■ **Assigned task**
Skip all lines in the entries below that come before the one containing "What's the underlying". Repeat that line and the rest exactly.

####################

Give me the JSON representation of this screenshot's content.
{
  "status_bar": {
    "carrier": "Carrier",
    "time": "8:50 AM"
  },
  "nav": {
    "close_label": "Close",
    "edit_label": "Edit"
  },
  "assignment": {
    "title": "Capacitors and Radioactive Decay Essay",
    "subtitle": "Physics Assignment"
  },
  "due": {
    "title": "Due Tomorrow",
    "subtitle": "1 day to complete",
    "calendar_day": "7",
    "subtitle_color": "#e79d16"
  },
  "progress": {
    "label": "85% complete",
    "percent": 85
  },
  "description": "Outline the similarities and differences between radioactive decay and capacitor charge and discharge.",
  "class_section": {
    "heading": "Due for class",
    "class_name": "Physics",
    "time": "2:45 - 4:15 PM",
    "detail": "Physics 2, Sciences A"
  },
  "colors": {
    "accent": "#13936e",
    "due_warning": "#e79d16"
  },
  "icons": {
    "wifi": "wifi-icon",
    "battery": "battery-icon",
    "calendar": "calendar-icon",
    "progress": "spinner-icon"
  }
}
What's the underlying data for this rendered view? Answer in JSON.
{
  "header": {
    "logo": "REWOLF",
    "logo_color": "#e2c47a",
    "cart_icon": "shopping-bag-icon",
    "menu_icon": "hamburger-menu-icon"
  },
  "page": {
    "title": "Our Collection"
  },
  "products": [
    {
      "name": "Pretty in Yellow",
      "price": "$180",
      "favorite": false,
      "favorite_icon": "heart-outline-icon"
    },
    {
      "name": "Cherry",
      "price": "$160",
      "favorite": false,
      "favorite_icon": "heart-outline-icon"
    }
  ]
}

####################

■ **Problem solution**
What's the underlying data for this rendered view? Answer in JSON.
{
  "header": {
    "logo": "REWOLF",
    "logo_color": "#e2c47a",
    "cart_icon": "shopping-bag-icon",
    "menu_icon": "hamburger-menu-icon"
  },
  "page": {
    "title": "Our Collection"
  },
  "products": [
    {
      "name": "Pretty in Yellow",
      "price": "$180",
      "favorite": false,
      "favorite_icon": "heart-outline-icon"
    },
    {
      "name": "Cherry",
      "price": "$160",
      "favorite": false,
      "favorite_icon": "heart-outline-icon"
    }
  ]
}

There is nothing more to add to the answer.